The Financial Stability Oversight Council and the Office of Financial Research have an important mission, which is to identify systemic risk that could bring down the entire financial sector and substantially damage the economy for all Americans,” said Delaney. “Valid concerns have been raised about FSOC’s handling of non-bank financial institutions and this bipartisan legislation is a good faith effort to improve the agencies. The Financial Stability Oversight Council Improvement Act is pragmatic legislation that clarifies agency processes, increases transparency and public accountability, improves communications between the industry and FSOC and creates additional paths to mitigate systemic risk.
“My experience is that there is often greater resistance to a designation or ruling when parties feel they have not been consulted or the process is not transparent enough,” said Bachus. “It is very reasonable to ask that a company being considered for designation as ‘systemically important’ be provided with the specific reasons why and also with a description of the steps that could be taken so that a designation is not merited.
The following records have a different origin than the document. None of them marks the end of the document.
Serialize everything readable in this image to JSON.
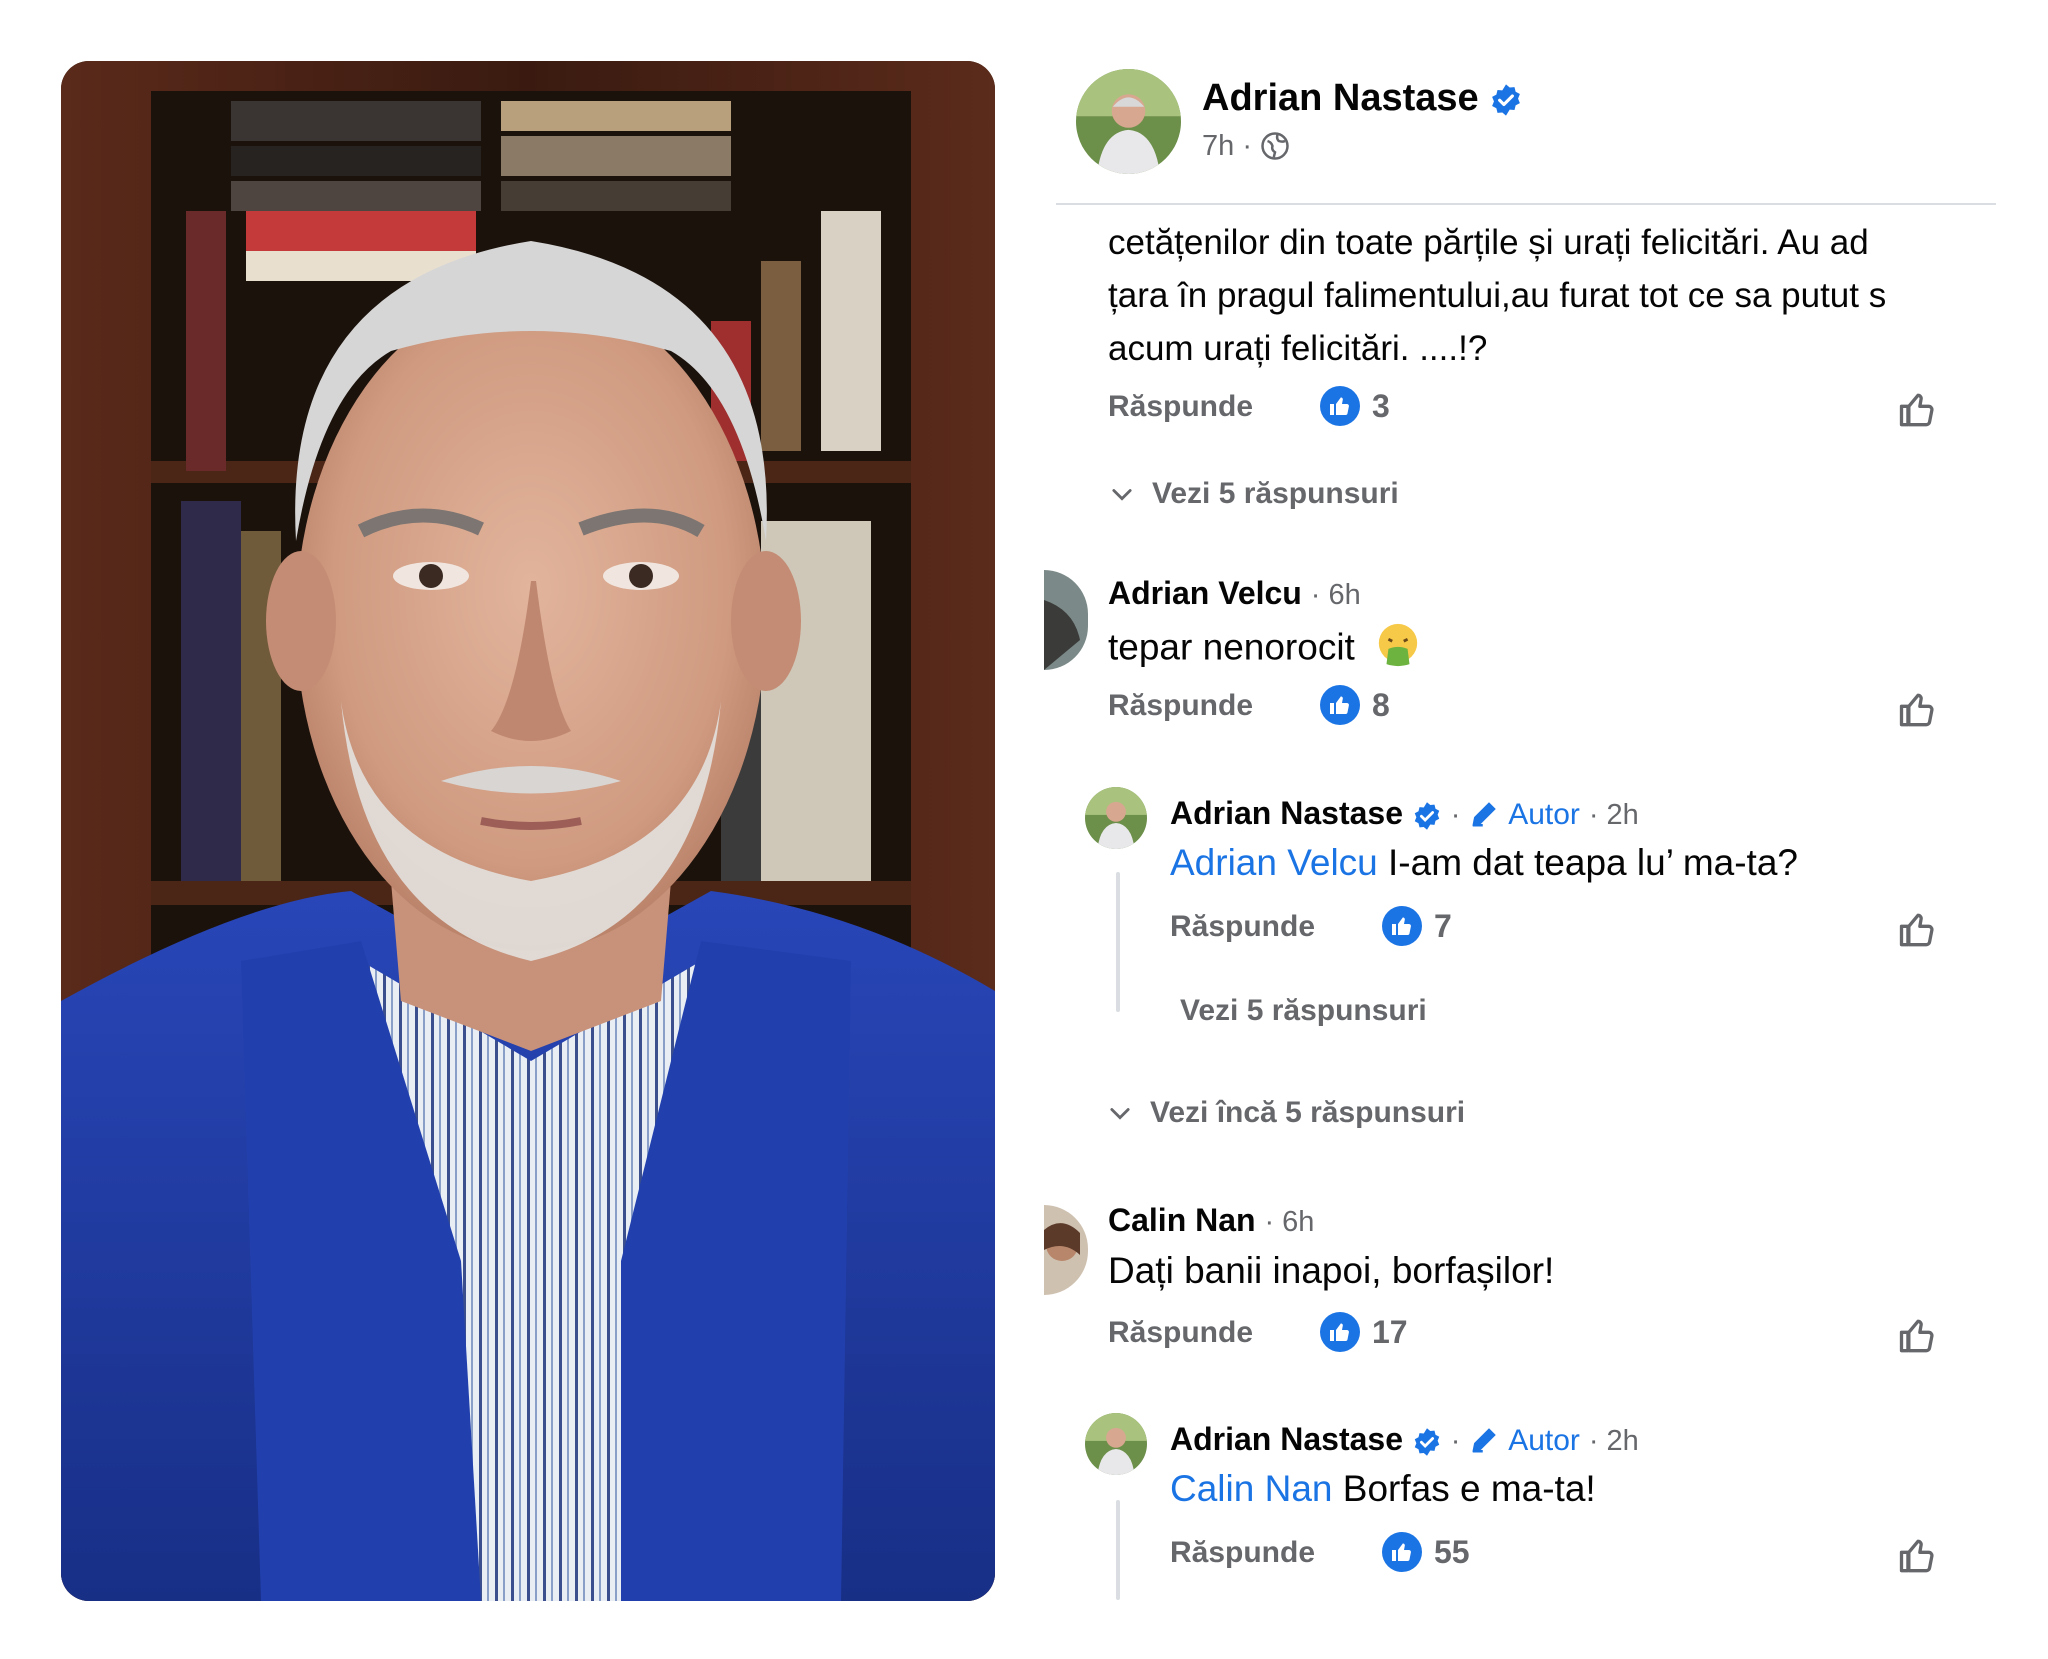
{
  "post": {
    "author": "Adrian Nastase",
    "time": "7h",
    "separator": "·"
  },
  "comments": [
    {
      "text_lines": [
        "cetățenilor din toate părțile și urați felicitări. Au ad",
        "țara în pragul falimentului,au furat tot ce sa putut s",
        "acum urați felicitări. ....!?"
      ],
      "reply_label": "Răspunde",
      "likes": "3",
      "view_replies": "Vezi 5 răspunsuri"
    },
    {
      "name": "Adrian Velcu",
      "time": "· 6h",
      "text": "tepar nenorocit",
      "emoji": "🤮",
      "reply_label": "Răspunde",
      "likes": "8",
      "reply": {
        "name": "Adrian Nastase",
        "badge": "Autor",
        "time": "· 2h",
        "dot": "·",
        "mention": "Adrian Velcu",
        "text": " I-am dat teapa lu’ ma-ta?",
        "reply_label": "Răspunde",
        "likes": "7",
        "view_replies": "Vezi 5 răspunsuri"
      },
      "view_more": "Vezi încă 5 răspunsuri"
    },
    {
      "name": "Calin Nan",
      "time": "· 6h",
      "text": "Dați banii inapoi, borfașilor!",
      "reply_label": "Răspunde",
      "likes": "17",
      "reply": {
        "name": "Adrian Nastase",
        "badge": "Autor",
        "time": "· 2h",
        "dot": "·",
        "mention": "Calin Nan",
        "text": " Borfas e ma-ta!",
        "reply_label": "Răspunde",
        "likes": "55"
      }
    }
  ],
  "colors": {
    "accent": "#1b74e4",
    "secondary_text": "#65676b",
    "jacket": "#1f3fa6"
  }
}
Making the methodology more transparent would lead to increased certainty and confidence in the process.”
“The Financial Stability Oversight Council Improvement Act is a bipartisan, common sense bill that would improve the FSOC designation process, providing transparency and clarity for non-bank financial institutions without undermining the FSOC’s ability to protect the economy from systemic risk,” said Sinema.
“After the financial crisis, the American people demanded an end to excessively risky behavior that hobbled the economy and almost took down the financial system and the middle class with it,” said Murphy. Unfortunately, efforts to restrain risk threaten to ensnare companies that may engage in excessively risky behavior but are not inherently risky like the world’s largest banks are. I applaud my colleagues Reps. Ross and Delaney for their work on this bipartisan bill that would further strengthen the financial system by encouraging businesses engaged in excessive risk to voluntarily reduce their risk. This result would be a win-win – resulting in both less risk and less unnecessary regulatory oversight.”
The Financial Stability Oversight Council Improvement Act bill text can be found by clicking here
On April 9, 2014 Reps. Ross, Delaney, Bachus, Maloney, Garrett, McCarthy, McHenry, Scott, Campbell, Moore, Capito, Perlmutter, Luetkemeyer, Carney, Duffy, Sewell, Westmoreland, and Himes sent a letter to Jacob Lew, chairman of the Financial Stability Oversight Council regarding SIFI designations. The letter states that to designation of a SIFI must (1) specifically identify the systematic risks that the FSOC deems dangerous to the U.S. financial system, and (2) explain in detail how the FSOC thinks designation would mitigate these risks. The letter can be read by clicking here.